Practically, as Steve Baker has already described, the console makers can't afford to let you run games which they haven't licensed, because otherwise they can't recoup the loss they sold you the console at.
Me, I believe that if they're foolish enough to sell consoles at a loss, that's their problem, not mine. But of course, they don't care if they look foolish, they care about only one thing: whether they can make a profit. Profit is the end, and the business model is the means to the end, and if the business model is deliciously attractive but fundamentally flawed, that isn't necessarily a fatal flaw, especially if we can rewrite the rules.
There's not (yet) a law on the books which prevents circumventing a business model -- though there are plenty of companies who clearly, dearly wish there were. And they've almost gotten their wish, because the DMCA is easy to interpret pretty broadly, and plenty of companies are playing it like a fine old fiddle. Since it prohibits much more than decryption -- namely, anything which can be defined as a circumvention device, and where you also have pretty wide latitude in defining what's a "copy protection" device that an allegedly-illegal device circumvents -- it's often the case that a company can do pretty much whatever it wants here, as long as it's got more money to spend on lawyers than the do the few stubborn misfits who believe they ought to be able to do whatever they want with this new device they just bought.
Printer manufacturers who sell printers at a loss and intend to recoup the loss through sale of ink cartridges face precisely the same problem, and they've used precisely the same law with precisely the same results -- i.e., partial but pretty significant success, in utter defiance of logic or conventional ethics.
Me, I circumvent the whole sordid can of worms by not playing console games and not using inkjet printers. But I pity the people who have to, because it is indeed a sordid, logic-defying utter mess. —Steve Summit (talk) 16:46, 15 December 2007 (UTC)

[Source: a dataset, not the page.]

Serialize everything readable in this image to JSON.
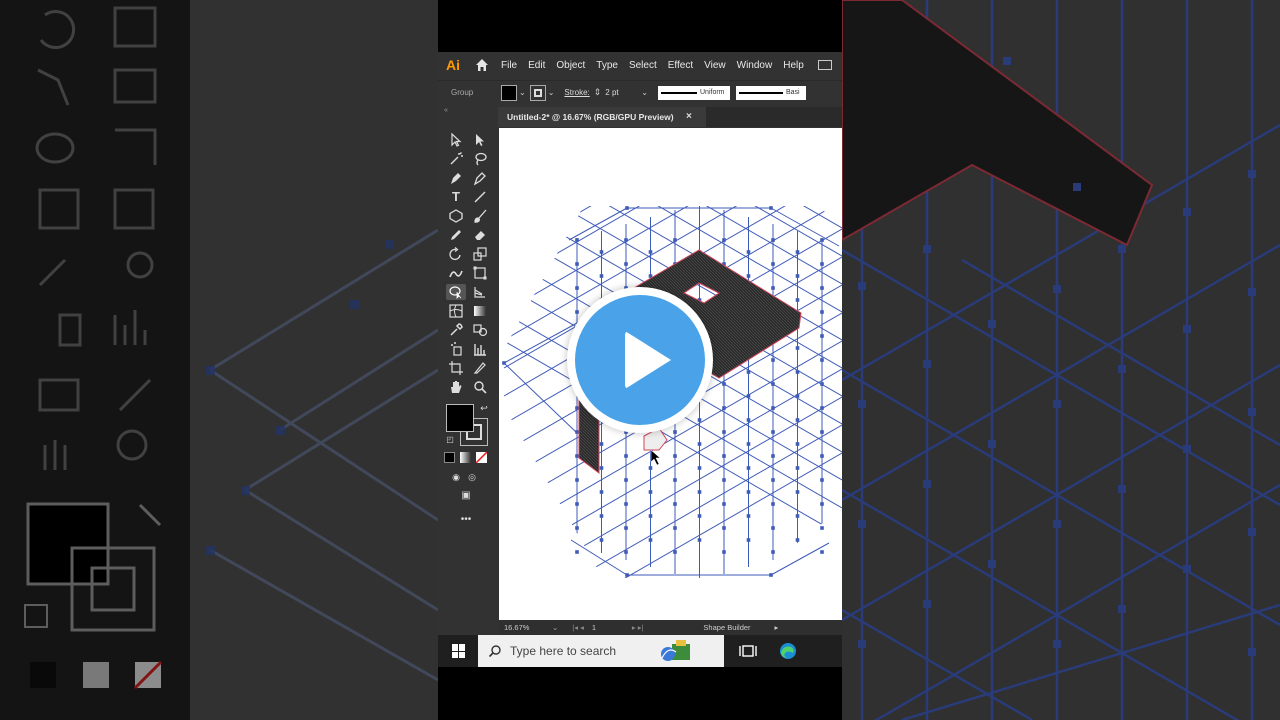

Antique Candy Box[edit]

We have a round, cardboard box about 4 inches in diameter and 4 inches high. It has a metal lid with a glass covering a lithographed scene showing French flags, crowd of men holding numbered sticks and a spinner wheel with numbers. A plunger on the side of the cover will cause the spinner to rotate. Obviously a gaming device of some sort. Decals on side of box indicate French or Portugese connection. Did any one ever hear of such? If so we would like to hear from you. Thanks for you time. —Preceding unsigned comment added by 70.252.49.134 (talk) 22:41, 14 December 2007 (UTC)

It would probably be useful if you'd post photos of this object somewhere online and link them to here. --Ouro (blah blah) 18:56, 15 December 2007 (UTC)

Proper fit of leather gloves[edit]

How tightly should a pair of thin leather gloves, like those used for driving and by murderers in movies, fit one's hands? Should one be able to comfortably form a tight fist? Or should the gloves stretch to near its maximum when a fist is formed? Thanks. Acceptable (talk) 22:51, 14 December 2007 (UTC)

It's a question of your personal preference, isn't it? Continuing with your hypothetical role in a movie, you might want a different fit for doing the safe-cracking than you'll want for just strolling around town afterwards spending your loot; a tight fit first, a looser fit later.
Atlant (talk) 23:07, 14 December 2007 (UTC)
Wearing gloves that are too tight might cause burns, discomfort or inability to operate swiftly with the hand, as can of course wearing gloves that are too loose. --Ouro (blah blah) 18:55, 15 December 2007 (UTC)
A little loosely. You should, indeed, be able to do almost anything with your hand that you can do without the glove, and that being so you will be able to get the gloves on and off without any trouble. If you have your gloves made to measure, they will fit like a glove. Xn4 04:13, 17 December 2007 (UTC)
You might want to consider buying gloves that don't fit if you're planning a murder - it might help you out during your trial... -Elmer Clark (talk) 08:23, 19 December 2007 (UTC)